About Episode 4

The sights and sounds continue to amaze. On an active volcanic island in Antarctica, orderly penguin highways provide access back and forth between mountainsides and shores. Days later, the Sun seems to defy gravity. But Scott’s excitement and wonder are tempered by unimaginably high temperatures and other evidence of the rapid changes in Antarctica. Time runs out when the voyage ends. Cassandra must sail again, and Scott must continue his expedition on dry land.

About the Series

Provocative, edgy, humorous, racy, thought-provoking, and full of wonder all describe The Princess of the Bottom of the World, a seven-episode series of multimedia novellas focusing on the natural world and international adventure.

Though a work of fiction, The Princess of the Bottom of the World is based on the author’s true adventures to Antarctica and the surrounding regions, time living abroad in Argentina, work with science and engineering, and nearly two decades of professional writing about the only world that we can call home.

Scott Sullivan must travel to the coldest and most remote place on Earth to warm his heart to love. He journeys to Antarctica and other distant regions to study and write about wildlife and environmental issues. For far too long he has put his personal life on ice.

Nothing could have prepared him for the spellbinding beauty and heart-wrenching reality he encounters. During the voyage he befriends a quirky crew member who begins the melting process on his heart. In his search to better understand the world, he unexpectedly finds a better understanding of himself.

But at the end of the voyage, Scott and Cassandra are forced to go their separate ways. When a shipwreck draws them back together, Scott makes his own course correction.

Praise for The Princess of the Bottom of the World

"I loved going on the journey with Scott and the group. I was brought so close to the land and the wildlife by Scott’s descriptions, which can only be accomplished by someone with a heart invested in them.

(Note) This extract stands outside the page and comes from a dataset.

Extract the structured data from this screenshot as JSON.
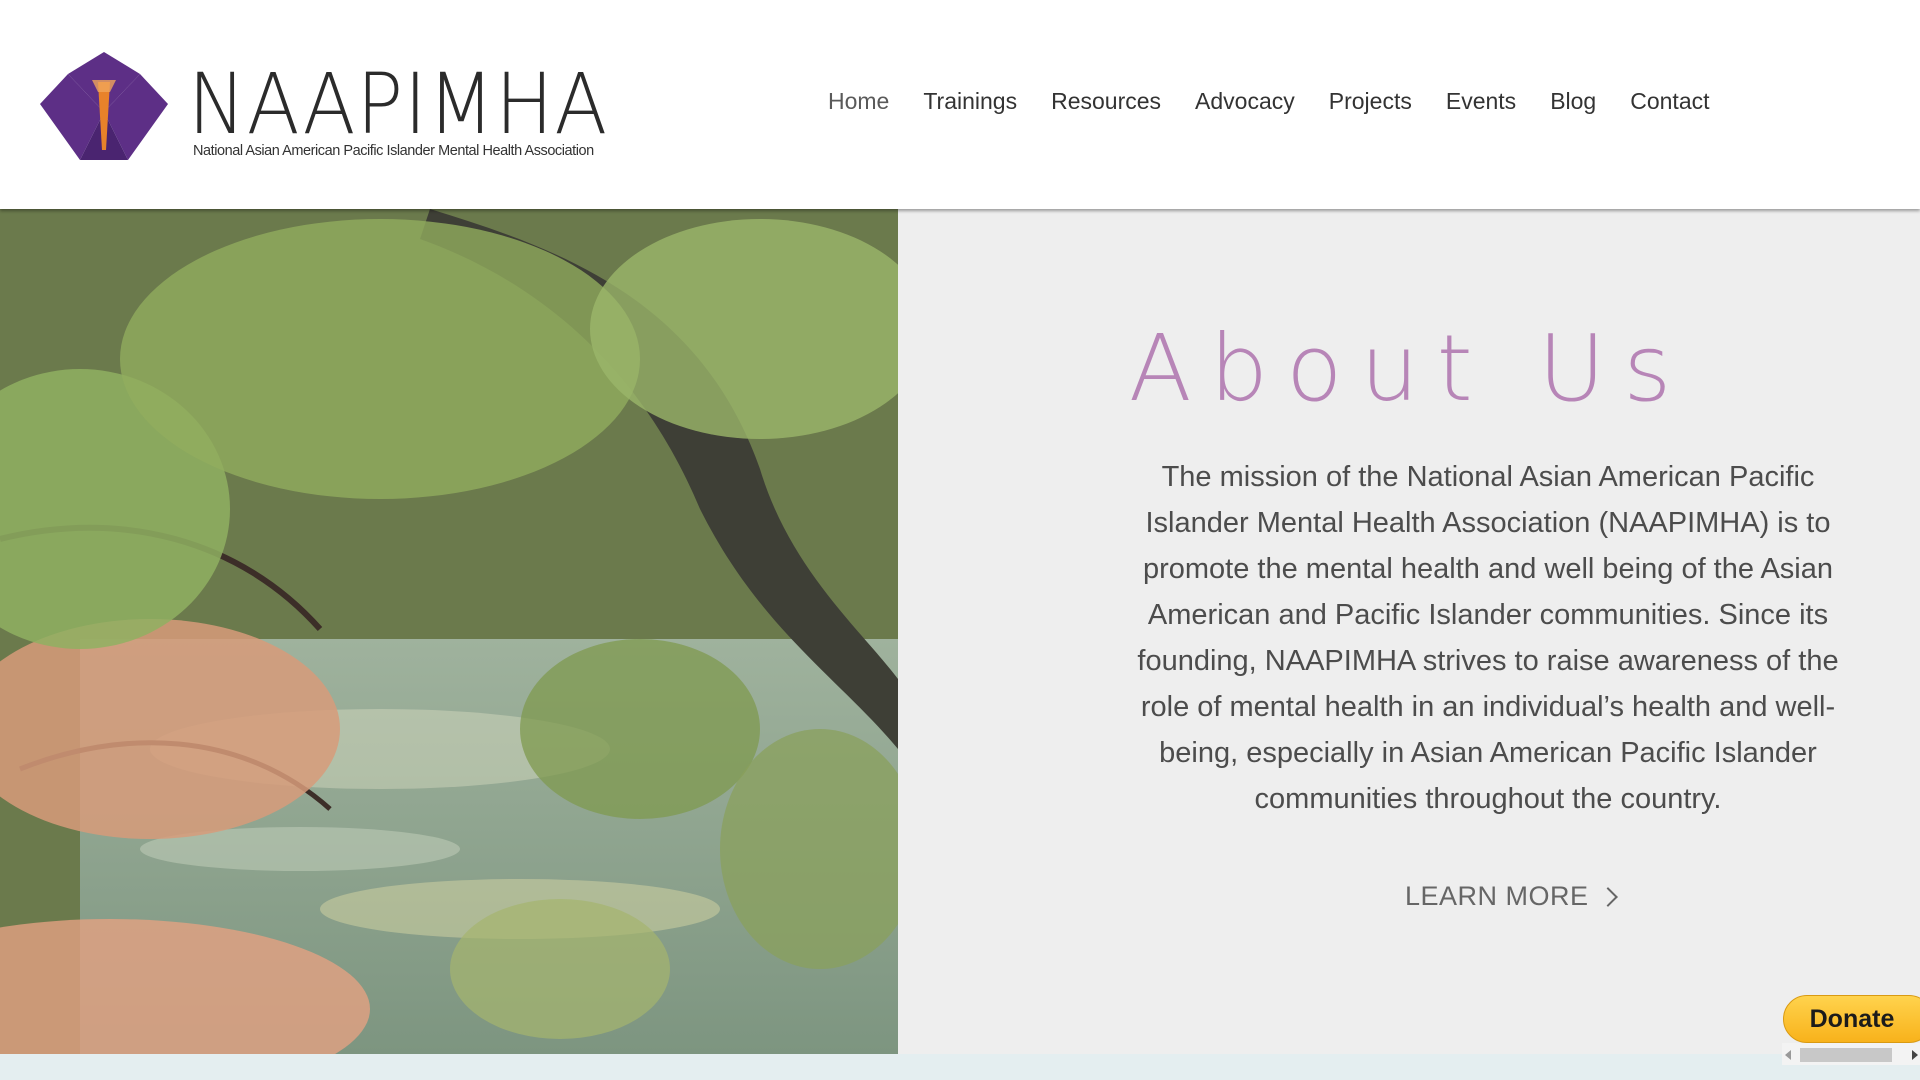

This beautiful travelogue swept me away." —Mary Ackerman (nurse practitioner and book club member)

"I especially like Melina and Cassandra, who were both hard working, smart, personable, independent, risk takers, passionate, uninhibited, playful, and lived in the moment." —Connie Clark (dean of health sciences and book club member)

"This is a great story! It was an adventure from the start! I like Scott, young and old, for his gumption and romanticism and resourcefulness and adventuresomeness, his humor and playfulness, his combination of regard for safety and protocols with his occasional interest in ignoring those very things. I like his sensuality and brains." —Mary Rakow (author and editor)

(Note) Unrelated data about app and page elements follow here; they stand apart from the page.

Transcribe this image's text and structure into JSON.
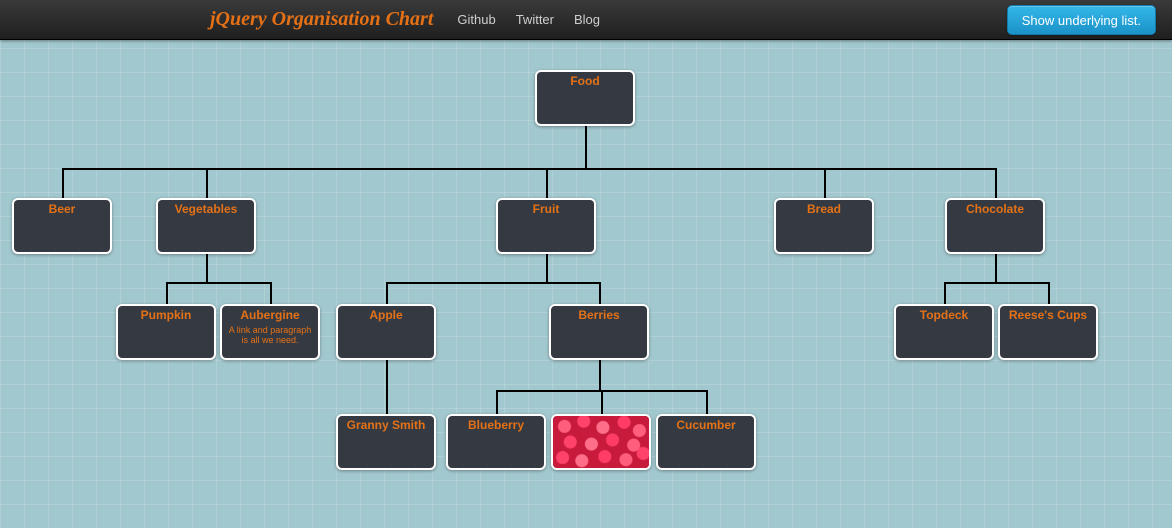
{
  "header": {
    "brand": "jQuery Organisation Chart",
    "links": [
      "Github",
      "Twitter",
      "Blog"
    ],
    "button": "Show underlying list."
  },
  "nodes": {
    "food": "Food",
    "beer": "Beer",
    "vegetables": "Vegetables",
    "fruit": "Fruit",
    "bread": "Bread",
    "chocolate": "Chocolate",
    "pumpkin": "Pumpkin",
    "aubergine": {
      "title": "Aubergine",
      "sub": "A link and paragraph is all we need."
    },
    "apple": "Apple",
    "berries": "Berries",
    "topdeck": "Topdeck",
    "reeses": "Reese's Cups",
    "granny": "Granny Smith",
    "blueberry": "Blueberry",
    "raspberry_alt": "Raspberries (image)",
    "cucumber": "Cucumber"
  },
  "hierarchy": {
    "Food": {
      "Beer": {},
      "Vegetables": {
        "Pumpkin": {},
        "Aubergine": {}
      },
      "Fruit": {
        "Apple": {
          "Granny Smith": {}
        },
        "Berries": {
          "Blueberry": {},
          "Raspberry (image)": {},
          "Cucumber": {}
        }
      },
      "Bread": {},
      "Chocolate": {
        "Topdeck": {},
        "Reese's Cups": {}
      }
    }
  },
  "colors": {
    "accent": "#e57116",
    "node_bg": "#353a42",
    "page_bg": "#a2c8cf"
  }
}
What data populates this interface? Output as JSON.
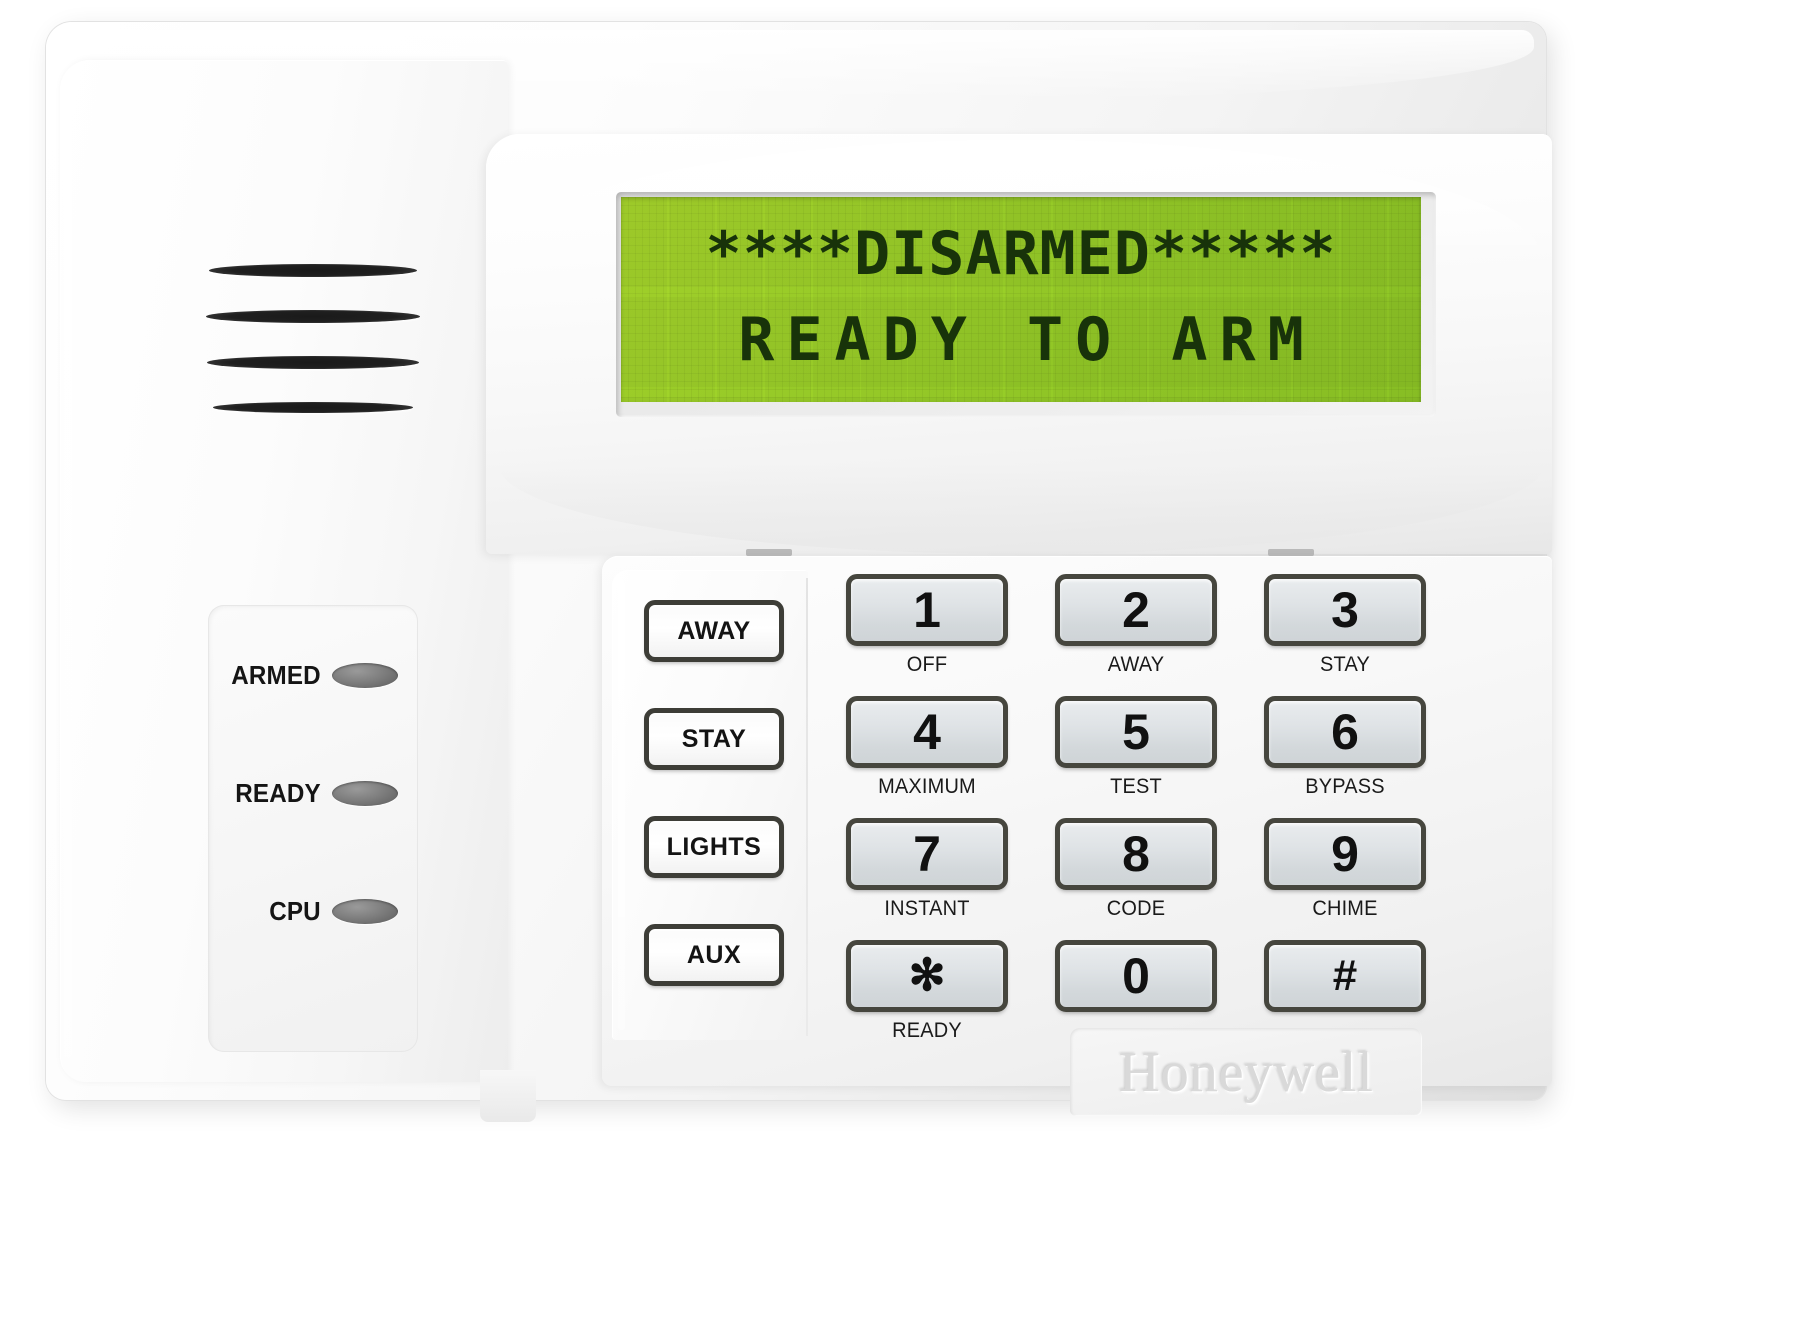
{
  "device": {
    "brand": "Honeywell",
    "product_label": "Honeywell"
  },
  "display": {
    "line1": "****DISARMED*****",
    "line2": "READY TO ARM",
    "backlight_color": "#9ed229",
    "text_color": "#18330a"
  },
  "status_leds": [
    {
      "label": "ARMED",
      "state": "off",
      "color": "#7f7f7f"
    },
    {
      "label": "READY",
      "state": "off",
      "color": "#7f7f7f"
    },
    {
      "label": "CPU",
      "state": "off",
      "color": "#7f7f7f"
    }
  ],
  "function_keys": [
    {
      "label": "AWAY"
    },
    {
      "label": "STAY"
    },
    {
      "label": "LIGHTS"
    },
    {
      "label": "AUX"
    }
  ],
  "keypad": [
    {
      "key": "1",
      "sub": "OFF"
    },
    {
      "key": "2",
      "sub": "AWAY"
    },
    {
      "key": "3",
      "sub": "STAY"
    },
    {
      "key": "4",
      "sub": "MAXIMUM"
    },
    {
      "key": "5",
      "sub": "TEST"
    },
    {
      "key": "6",
      "sub": "BYPASS"
    },
    {
      "key": "7",
      "sub": "INSTANT"
    },
    {
      "key": "8",
      "sub": "CODE"
    },
    {
      "key": "9",
      "sub": "CHIME"
    },
    {
      "key": "✻",
      "sub": "READY"
    },
    {
      "key": "0",
      "sub": ""
    },
    {
      "key": "#",
      "sub": ""
    }
  ]
}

"The Princess of the Bottom of the World reads like a collaboration between Paul Theroux, Rachel Carson, and Robert James Waller." —Dan Bergmann (scientist and educator)

"Scott’s narrative voice is compelling, and imparts so much personality that I felt like I had gone on the expedition with him. And I was definitely craving Malbec (one of my favorite wines, too) the entire time!" —Deborah Steinberg (writer and editor)

"It’s really wonderful how strongly you express Scott’s emotions and excitement over every glacier. And all his descriptions are so vivid, right down to the feathers of the black-browed albatross. Whew, it’s a powerful ending and I am still crying!" —Gail Cheeseman (cofounder of Cheesemans’ Ecology Safaris)